7.(b) The Club may terminate this contract upon written notice to the Player (but only after requesting and obtaining waivers of this contract from all other Major League Clubs) if the Player shall at any time:
(1) fail, refuse or neglect to conform his personal conduct to the standards of good citizenship and good sportsmanship or to keep himself in first-class physical condition or to obey the Club's training rules; or
(2) fail, in the opinion of the Club's management, to exhibit sufficient skill or competitive ability to qualify or continue as a member of the Club's team; or
(3) fail, refuse or neglect to render his services hereunder or in any other manner materially breach this contract.
The Mets would look to rely on Paragraphs 7(b)(1) and (3) to void or terminate the contract.
History, however, is on the side of the Players' Association, which would most certainly fight an attempt to void the contract – just as they are fighting an attempt to convert the contract to a non-guaranteed one. The Players’ Association has enjoyed great success in fighting for the rights of its players, either by prevailing at arbitration or creating a disincentive to go to arbitration:
Here’s a sample of cases as reported by Michael McCann from SI:
(a) In 1987, the San Diego Padres voided the contract of pitcher Lamarr Hoyt after he was sentenced to jail time following multiple drug charges, including intent to distribute cocaine and attempting to smuggle drugs from Mexico into the U.S. This would seem to be specifically the type of conduct that would justify voiding a contract – right? Wrong. The Players' Association filed a grievance and won.
(b) The Colorado Rockies' attempted to void the contract of pitcher Denny Neagle in 2004 after he was charged with soliciting a prostitute. Rather than go to arbitration, the parties agreed on a payout of $16 million on his $19.5 million contract.
(c) In 2005, the Baltimore Orioles voided pitcher Sidney Ponson’s contract driving while intoxicated, among other actions. The parties moved to settle, and according to McCann, Ponson got a big chunk of his $11.2 million salary.
(d) In 1997, the Boston Red Sox declined to void the contract of infielder Wil Cordero after he was charged with assault and battery with a dangerous weapon. Cordero later pled guilty to criminal charges for beating his wife and threatening to kill her.
This week, however, Shawn Chacon lost his grievance, a hearing which was heard last September. Chacon was given his unconditional release after he attacked and assaulted General Manager Ed Wade on June 25, 2008. Chacon stated after the incident that “I lost my cool and I grabbed him by the neck and threw him to the ground. I jumped on top of him”.
The team invoked Paragraph 7(b)(1) of the Players Contract, which denied the player any further compensation on his 2008 contract. The panel of arbitrators agreed that the Astros were within their rights to terminate Chacon's contract without his entitlement to further compensation.

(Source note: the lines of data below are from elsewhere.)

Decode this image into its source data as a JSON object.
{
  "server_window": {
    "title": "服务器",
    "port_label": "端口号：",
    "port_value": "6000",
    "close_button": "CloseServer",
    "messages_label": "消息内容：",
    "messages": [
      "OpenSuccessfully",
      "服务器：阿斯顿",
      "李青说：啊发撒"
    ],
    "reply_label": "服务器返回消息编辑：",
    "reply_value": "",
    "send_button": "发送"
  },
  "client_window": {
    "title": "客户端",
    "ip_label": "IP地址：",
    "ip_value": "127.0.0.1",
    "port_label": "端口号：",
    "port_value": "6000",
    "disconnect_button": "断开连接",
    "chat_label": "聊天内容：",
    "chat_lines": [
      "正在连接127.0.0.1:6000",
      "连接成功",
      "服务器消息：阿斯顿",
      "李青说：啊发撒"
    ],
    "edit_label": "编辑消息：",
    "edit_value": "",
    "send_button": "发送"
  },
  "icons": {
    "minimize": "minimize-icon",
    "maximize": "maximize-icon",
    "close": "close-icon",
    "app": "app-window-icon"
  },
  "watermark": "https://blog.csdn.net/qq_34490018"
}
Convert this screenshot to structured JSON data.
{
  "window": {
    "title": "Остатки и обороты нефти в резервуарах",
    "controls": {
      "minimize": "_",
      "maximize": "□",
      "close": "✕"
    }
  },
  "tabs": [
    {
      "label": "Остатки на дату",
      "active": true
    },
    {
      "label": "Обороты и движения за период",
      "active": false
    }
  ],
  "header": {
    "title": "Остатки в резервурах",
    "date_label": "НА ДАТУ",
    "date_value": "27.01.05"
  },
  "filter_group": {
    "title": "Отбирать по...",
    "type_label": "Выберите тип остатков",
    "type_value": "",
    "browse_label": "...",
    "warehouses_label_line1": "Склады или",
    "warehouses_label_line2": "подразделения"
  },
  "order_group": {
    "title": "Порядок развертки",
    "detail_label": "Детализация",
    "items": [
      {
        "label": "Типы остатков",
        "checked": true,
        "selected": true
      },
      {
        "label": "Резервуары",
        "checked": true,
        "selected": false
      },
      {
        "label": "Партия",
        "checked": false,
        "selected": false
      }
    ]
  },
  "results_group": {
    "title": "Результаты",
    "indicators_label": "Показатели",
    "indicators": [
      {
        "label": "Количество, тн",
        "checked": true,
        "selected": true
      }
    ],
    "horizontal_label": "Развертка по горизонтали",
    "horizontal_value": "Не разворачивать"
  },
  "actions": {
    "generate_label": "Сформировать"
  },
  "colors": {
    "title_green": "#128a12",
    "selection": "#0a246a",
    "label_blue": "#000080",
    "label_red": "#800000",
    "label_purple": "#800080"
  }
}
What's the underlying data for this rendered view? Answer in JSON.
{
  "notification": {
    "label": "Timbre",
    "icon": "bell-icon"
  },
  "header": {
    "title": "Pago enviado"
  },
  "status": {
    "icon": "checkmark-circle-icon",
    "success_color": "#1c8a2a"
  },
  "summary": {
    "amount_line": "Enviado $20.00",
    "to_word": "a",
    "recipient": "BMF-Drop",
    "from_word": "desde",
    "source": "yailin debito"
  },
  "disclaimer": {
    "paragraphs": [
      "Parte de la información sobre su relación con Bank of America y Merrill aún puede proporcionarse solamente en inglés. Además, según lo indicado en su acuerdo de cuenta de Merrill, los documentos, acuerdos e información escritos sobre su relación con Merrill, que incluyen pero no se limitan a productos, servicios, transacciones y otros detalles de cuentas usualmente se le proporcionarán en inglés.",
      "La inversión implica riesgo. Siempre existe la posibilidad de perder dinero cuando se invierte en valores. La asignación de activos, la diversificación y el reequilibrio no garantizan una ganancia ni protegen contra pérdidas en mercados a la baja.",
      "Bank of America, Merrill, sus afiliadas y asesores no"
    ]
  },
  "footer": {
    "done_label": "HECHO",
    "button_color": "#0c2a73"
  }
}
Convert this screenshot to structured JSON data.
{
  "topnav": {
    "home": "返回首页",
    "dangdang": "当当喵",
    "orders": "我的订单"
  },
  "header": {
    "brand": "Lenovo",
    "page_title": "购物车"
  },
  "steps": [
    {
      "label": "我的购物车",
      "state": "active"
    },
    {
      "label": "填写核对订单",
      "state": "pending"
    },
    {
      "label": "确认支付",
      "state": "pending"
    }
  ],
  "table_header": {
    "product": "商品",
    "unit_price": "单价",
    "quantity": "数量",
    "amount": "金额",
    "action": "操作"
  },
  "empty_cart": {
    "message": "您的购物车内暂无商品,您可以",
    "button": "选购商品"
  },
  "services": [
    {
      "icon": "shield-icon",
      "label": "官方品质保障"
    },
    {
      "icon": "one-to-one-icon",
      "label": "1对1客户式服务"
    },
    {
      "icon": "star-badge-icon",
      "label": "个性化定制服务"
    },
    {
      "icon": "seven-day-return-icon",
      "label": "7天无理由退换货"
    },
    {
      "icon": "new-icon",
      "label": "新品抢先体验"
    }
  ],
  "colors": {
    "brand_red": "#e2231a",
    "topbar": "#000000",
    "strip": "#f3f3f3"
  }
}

We know that the Player’s Association will fight this, and that it could be along battle (bear in mind the Chacon incident happened in 2008 and a decision was just handed down this week).
History suggests that this is a tough case for the Mets. If the Player's Union is successful with the grievance (assuming the parties don't settle), the Mets would still have the option to void the contract. If they go that route, they will most certainly face another grievance from the Union. If the Mets win the current grievance, they could cut Rodriguez next spring, or move to void the contract.
If history is any indication, the Mets will have to pay Rodriguez a significant sum of money if they want him gone -no matter what option they exercise. So they may just bring him back if he's ready to play next season.
It seems that anything short of strangling your boss isn't going to cut it.